(This is the eighth in a series of articles about growing up in Lewisburg, West Virginia, perhaps the greatest town and in the best time to grow up that a young man could ever ask for.)
The first Easter Sunday after I moved from Beckley to Lewisburg, it snowed. Our family entered Old Stone Church in our summer best, having to knock off the snow from our shoes. I wore a blue seersucker suit with a white button down shirt, a bow tie and white buck shoes. My little sister had a pink dress of with a full crinoline and my mother wore her Easter parade outfit complete with white gloves and a fancy hat. All the Lewisburg ladies, in fact, wore hats. And gloves. And some had parasols in case the sun came out. It didn’t of course. It was snowing.
Dressing for church was not optional in Lewisburg. It was mandatory. There was no such thing as wearing blue jeans and a sport shirt to church. It was your Sunday best or nothing. All the young men wore ties and all the girls wore fancy dresses. The men folk wore suits and most wore hats, which they hung on the pegs in the narthex.

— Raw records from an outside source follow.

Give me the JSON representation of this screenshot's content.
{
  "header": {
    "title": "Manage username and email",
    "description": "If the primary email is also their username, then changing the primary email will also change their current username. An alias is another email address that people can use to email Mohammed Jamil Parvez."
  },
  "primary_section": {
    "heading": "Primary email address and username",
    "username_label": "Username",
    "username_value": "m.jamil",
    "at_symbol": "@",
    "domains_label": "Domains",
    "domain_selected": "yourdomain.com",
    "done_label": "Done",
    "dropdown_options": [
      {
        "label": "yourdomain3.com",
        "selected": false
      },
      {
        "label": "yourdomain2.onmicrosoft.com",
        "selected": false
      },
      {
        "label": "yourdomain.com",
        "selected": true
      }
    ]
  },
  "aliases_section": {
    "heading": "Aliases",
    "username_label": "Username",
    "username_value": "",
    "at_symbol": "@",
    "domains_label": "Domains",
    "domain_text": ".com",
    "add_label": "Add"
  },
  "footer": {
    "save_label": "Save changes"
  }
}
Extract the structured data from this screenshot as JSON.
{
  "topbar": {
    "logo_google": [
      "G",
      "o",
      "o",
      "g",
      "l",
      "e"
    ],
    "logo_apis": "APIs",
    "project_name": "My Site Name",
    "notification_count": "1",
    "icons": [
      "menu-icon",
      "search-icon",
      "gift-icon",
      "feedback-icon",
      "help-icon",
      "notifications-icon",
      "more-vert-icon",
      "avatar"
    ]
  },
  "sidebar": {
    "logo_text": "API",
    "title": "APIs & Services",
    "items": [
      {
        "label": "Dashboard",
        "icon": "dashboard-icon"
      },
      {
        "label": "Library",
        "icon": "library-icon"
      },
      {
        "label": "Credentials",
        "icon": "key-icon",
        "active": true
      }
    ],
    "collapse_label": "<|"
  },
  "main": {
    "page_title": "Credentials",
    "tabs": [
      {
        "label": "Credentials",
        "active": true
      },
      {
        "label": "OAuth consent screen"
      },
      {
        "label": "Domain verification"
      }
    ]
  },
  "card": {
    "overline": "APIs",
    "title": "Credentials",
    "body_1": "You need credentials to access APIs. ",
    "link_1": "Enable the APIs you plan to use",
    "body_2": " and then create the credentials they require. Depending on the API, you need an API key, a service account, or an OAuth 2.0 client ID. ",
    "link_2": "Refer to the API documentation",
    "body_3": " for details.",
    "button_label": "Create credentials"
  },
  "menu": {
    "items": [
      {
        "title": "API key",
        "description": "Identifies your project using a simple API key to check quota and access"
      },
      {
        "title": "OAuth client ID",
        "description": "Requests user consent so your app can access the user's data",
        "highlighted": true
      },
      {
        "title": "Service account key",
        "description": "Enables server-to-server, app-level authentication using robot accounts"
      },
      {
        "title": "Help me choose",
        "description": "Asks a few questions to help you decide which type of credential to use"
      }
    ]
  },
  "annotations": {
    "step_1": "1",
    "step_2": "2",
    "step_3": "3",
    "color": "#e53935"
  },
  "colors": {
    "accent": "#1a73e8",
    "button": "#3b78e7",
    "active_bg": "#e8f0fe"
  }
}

The Church Ladies in Lewisburg were special. Not only did they dress to the nines, they were among the best cooks in America. I have a cookbook from the recipes of the Old Stone Church ladies that I treasure to this day. The church picnics were like an episode out of Iron Chef. It was deep fried chicken, meatloaf, country ham biscuits, homemade breads and pies, garden raised vegetables and there was never a shortage.
It may have been the men of the church who were elders and deacons, but without the Church Ladies, Old Stone would have ground to a quick halt. The Church Ladies tended the nurseries, taught Sunday School classes, led the choir in song, made the flower arrangements, had numerous weekly circles, prepared all the special dinners and events and they did it with little or no fanfare.
Churches in Lewisburg also played an important role in the social lives of young people. Dancing was a big thing in the 50’s. We all did the jitterbug or a close variation, and we often had church dances. The Methodists would have a social about once a month as did Old Stone Presbyterian. The Episcopalians never had dances. I suppose all that kneeling hurt their legs.
The Methodist Church had a renowned preacher named Stacey Grosscup, who was not only great with young people, he was a cracker jack archer. He could hit an aspirin tablet with his bow and arrow if you tossed one in the air. Really. He was phenomenal. We were in awe of his skills and were deeply disappointed when his five-year term ended. Methodists rarely let a pastor stay on more than five years. Presbyterians pastors were there for life as long as the membership and pledges held steady.
Churches played an important role in the lives of young and old alike in the 1950’s. And for the most part, it was the Church Ladies who made it happen.